Providing a flashback to their youth for 20- and 30-something women everywhere, St. Martin's Press has closed on a deal for a new adult novel featuring the original characters of the hit 1980s YA series, Sweet Valley High. Identical twins—and California blondes—Jessica and Elizabeth are back in Sweet Valley Confidential, a hardcover SMP publisher-at-large Dan Weiss grabbed world English rights to and is planning on publishing in early 2011. Hilary Teeman will edit. Series creator Francine Pascal has signed on to update the franchise, which has been reinvigorated, in part, by news that screenwriter Diablo Cody (Juno) has been tapped to write a film based on the original books. The series, which debuted in 1983 and continued into the '90s with some 500 titles, followbd the travails of Elizabeth and Jessica, who hail from the book's titular town. Pascal promises the new novel, which chronicles the sisters in their adult lives, will answer myriad questions, many of which she's received over the years from fans wondering what happened to the twins after high school. Pascal was represented in the deal by agent Amy Berkower.
Into the 'Woods'
Scott Moyers at the Wylie Agency sold a new book about the historic U.S. economic summit that took place at Bretton Woods, by economist Ben Steil, to Princeton University Press. PUP's Seth Ditchik bought world English rights at auction to the currently untitled work, and the press is looking to publish in 2013. Steil, a senior fellow and director of international economics at New York's Council on Foreign Relations, examines the historical legacy—and economic implications for today—of what happened in the small New Hampshire town in 1944, when, during World War II, delegates from 44 countries met for what was one of the first major attempts to rebuild the global economic system, or, as Moyers put it, “do what had never been attempted before.” According to Moyers, Steil's account of Bretton Woods, known officially as the United Nations Monetary and Financial Conference, is the first since the discovery, in the Soviet archives, that one of the conference's major players, American Harry Dexter White, was, in fact, a Russian spy. The inclusion of the archival information will give a fresh perspective to the deal making that took place at the famous meeting, Moyers said.

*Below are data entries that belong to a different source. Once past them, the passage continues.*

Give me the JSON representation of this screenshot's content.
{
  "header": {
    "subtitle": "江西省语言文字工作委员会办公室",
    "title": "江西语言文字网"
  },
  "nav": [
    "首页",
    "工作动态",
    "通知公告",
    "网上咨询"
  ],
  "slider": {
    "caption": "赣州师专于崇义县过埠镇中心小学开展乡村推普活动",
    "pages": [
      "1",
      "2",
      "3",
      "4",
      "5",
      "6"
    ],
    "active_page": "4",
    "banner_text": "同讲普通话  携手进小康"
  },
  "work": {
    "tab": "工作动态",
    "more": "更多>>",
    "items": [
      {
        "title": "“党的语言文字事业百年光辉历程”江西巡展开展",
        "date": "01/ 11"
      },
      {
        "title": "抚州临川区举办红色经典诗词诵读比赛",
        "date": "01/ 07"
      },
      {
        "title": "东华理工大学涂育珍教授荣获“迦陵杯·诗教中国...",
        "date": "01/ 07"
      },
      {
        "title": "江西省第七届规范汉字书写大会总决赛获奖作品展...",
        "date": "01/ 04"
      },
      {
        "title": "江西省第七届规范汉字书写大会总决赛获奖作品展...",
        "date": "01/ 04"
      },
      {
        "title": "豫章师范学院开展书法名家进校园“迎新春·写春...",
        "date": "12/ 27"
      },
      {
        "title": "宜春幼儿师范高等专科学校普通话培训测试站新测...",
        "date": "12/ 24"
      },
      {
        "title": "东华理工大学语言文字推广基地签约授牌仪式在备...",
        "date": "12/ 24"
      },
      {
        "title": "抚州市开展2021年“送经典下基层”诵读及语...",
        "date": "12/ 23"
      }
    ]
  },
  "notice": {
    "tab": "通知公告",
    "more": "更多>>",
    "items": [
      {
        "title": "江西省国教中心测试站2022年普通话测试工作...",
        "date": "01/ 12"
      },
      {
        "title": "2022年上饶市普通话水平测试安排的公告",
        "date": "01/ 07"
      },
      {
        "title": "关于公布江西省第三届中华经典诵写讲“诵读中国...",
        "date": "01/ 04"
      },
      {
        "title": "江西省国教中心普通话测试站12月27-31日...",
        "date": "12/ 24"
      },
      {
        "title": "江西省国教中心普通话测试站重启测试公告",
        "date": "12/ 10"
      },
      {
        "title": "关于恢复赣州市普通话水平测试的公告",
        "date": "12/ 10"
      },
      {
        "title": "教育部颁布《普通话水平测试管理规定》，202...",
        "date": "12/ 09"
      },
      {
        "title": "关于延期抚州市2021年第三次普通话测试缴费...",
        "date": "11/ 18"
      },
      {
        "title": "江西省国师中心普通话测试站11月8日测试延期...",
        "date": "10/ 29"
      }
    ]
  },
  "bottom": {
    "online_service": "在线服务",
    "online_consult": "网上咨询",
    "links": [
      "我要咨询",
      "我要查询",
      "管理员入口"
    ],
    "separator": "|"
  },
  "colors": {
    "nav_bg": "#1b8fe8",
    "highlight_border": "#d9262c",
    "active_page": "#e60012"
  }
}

Frenemies, Mickey & Willie
Crown's Julian Pavia bought world rights to Allen Barra's in-depth look at the decades-long friendship and rivalry between two of baseball's greatest players, Mickey Mantle and Willie Mays. Agent Andrew Blauner brokered the deal for Mickey and Willie, which he said is the first book to chronicle what became one of the game's more unlikely off-the-diamond pairings, one largely unbeknownst to the stars' respective fans. Barra, a sports columnist for the Wall Street Journal who's written such bestselling sports titles as Yogi Berra: Eternal Yankee and The Last Coach: A Life of Paul “Bear” Bryant, pulls from years of research and interviews with baseball greats (ranging from Hank Aaron to Tom Seaver) as well as writers and journalists to detail the relationship and to offer a solid opinion about who, between the two, was the better player. For the latter, Blauner added, Barra uses “advanced statistics” and pits the players “against each other at various points in their careers.” The book will include illustrations, and Crown is planning a 2011 publication.